Well, I got nowhere. I couldn’t find out where Baby was getting these messages. Luckily, she eventually stopped blurting them out. Thank God! I, however, kept thinking about this whole issue, about how to properly teach Baby about her skin color and where she falls in the whole spectrum. She’ll need to know that so that no on else, whether through ignorant thinking or well-meaning meddling, can persuade her to believe something about herself that is not true.
Personally, I don’t have a problem with Baby seeing herself as different. The term “different” delivered in the right context, can mean special or exceptional. I hope that Baby eventually strives to bring a unique and valuable perspective to the table in most situations in her life.

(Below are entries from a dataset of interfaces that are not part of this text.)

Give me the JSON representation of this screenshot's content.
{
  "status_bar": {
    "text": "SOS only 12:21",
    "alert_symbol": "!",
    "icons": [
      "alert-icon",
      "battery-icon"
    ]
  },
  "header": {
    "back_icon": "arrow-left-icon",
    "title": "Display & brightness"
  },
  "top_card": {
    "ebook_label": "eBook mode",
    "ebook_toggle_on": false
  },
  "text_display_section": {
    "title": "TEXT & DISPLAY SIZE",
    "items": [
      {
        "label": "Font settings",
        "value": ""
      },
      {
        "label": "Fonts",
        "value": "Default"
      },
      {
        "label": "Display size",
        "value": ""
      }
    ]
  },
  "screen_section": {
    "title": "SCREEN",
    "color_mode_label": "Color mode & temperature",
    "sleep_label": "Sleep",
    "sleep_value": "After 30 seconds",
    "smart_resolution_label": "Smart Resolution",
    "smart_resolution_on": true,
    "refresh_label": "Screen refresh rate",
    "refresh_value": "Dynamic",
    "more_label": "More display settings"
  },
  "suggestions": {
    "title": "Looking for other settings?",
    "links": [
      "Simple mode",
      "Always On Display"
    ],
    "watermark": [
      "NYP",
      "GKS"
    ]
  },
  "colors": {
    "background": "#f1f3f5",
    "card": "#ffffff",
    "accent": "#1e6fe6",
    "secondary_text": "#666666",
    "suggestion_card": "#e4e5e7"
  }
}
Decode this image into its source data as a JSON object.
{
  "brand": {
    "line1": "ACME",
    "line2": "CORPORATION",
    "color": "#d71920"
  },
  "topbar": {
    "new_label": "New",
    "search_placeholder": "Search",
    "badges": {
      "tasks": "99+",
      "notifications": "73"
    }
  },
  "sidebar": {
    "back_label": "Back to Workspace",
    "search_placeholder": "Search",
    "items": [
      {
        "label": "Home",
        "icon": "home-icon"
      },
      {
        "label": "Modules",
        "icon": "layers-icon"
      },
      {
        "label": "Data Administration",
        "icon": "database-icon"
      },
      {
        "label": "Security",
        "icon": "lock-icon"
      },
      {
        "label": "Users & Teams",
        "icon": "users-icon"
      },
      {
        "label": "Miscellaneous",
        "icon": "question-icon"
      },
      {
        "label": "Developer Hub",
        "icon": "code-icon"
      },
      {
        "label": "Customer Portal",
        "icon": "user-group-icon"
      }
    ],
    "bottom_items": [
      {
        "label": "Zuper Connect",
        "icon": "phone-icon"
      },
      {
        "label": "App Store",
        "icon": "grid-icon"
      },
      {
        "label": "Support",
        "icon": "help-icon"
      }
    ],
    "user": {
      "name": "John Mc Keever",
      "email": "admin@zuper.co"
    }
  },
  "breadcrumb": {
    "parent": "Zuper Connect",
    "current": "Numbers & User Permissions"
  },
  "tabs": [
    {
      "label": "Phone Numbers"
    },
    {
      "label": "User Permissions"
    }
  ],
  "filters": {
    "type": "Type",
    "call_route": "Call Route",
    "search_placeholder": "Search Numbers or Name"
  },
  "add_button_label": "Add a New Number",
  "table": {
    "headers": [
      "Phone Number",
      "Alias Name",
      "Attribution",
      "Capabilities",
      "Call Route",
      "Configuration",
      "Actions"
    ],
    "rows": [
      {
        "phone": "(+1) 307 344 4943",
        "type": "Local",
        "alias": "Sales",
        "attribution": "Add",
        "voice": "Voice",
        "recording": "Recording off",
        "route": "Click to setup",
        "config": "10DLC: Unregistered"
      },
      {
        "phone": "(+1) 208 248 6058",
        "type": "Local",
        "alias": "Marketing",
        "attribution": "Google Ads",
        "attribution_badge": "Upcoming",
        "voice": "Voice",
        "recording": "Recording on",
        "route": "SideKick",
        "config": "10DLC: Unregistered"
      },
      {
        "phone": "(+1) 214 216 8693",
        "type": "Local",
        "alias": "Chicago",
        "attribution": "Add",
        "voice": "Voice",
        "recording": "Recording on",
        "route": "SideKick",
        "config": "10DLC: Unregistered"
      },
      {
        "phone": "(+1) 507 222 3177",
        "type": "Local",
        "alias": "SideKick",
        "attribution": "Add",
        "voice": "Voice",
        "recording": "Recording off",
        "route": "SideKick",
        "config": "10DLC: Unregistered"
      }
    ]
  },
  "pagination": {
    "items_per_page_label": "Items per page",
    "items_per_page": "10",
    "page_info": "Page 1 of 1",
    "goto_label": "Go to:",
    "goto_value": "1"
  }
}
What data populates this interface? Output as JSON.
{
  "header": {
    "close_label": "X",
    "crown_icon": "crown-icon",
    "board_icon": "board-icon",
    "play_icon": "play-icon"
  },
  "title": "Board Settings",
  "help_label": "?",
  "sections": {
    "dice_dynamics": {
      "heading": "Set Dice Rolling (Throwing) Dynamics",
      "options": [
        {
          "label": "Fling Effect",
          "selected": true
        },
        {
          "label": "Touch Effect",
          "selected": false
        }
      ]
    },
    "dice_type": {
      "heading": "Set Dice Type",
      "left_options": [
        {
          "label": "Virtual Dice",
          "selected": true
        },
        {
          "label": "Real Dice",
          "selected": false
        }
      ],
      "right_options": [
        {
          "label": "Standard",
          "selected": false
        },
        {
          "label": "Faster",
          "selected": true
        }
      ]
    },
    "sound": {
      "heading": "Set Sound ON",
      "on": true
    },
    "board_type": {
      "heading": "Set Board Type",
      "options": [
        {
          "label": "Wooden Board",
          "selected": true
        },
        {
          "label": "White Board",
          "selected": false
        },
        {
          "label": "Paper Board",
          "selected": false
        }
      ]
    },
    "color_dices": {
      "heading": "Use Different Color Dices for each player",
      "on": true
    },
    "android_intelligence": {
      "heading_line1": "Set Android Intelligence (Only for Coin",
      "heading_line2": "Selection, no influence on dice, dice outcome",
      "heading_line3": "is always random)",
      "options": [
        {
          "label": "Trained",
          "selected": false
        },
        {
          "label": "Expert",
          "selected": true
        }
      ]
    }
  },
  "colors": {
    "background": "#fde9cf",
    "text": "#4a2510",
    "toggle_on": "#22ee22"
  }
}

Meanwhile, I’m going to take some action and help her formulate ideas about race. I’m not talking about intense, persuasive indoctrination. She’ll be told, gently and occasionally, that Mommy is black and Daddy is white. Baby is learning her colors now, so I know she’s going to process this with some skepticism. (“Okay, Mommy. You just said licorice is black. And now you’re saying we’re black. So…) I’m also going to carefully introduce black children’s books into her daily reading, thus pouring a solid foundation into her mind, which I’ll use to build a nice structure about what being black means and the many complexions represented therein. Including her own.
from WordPress for Android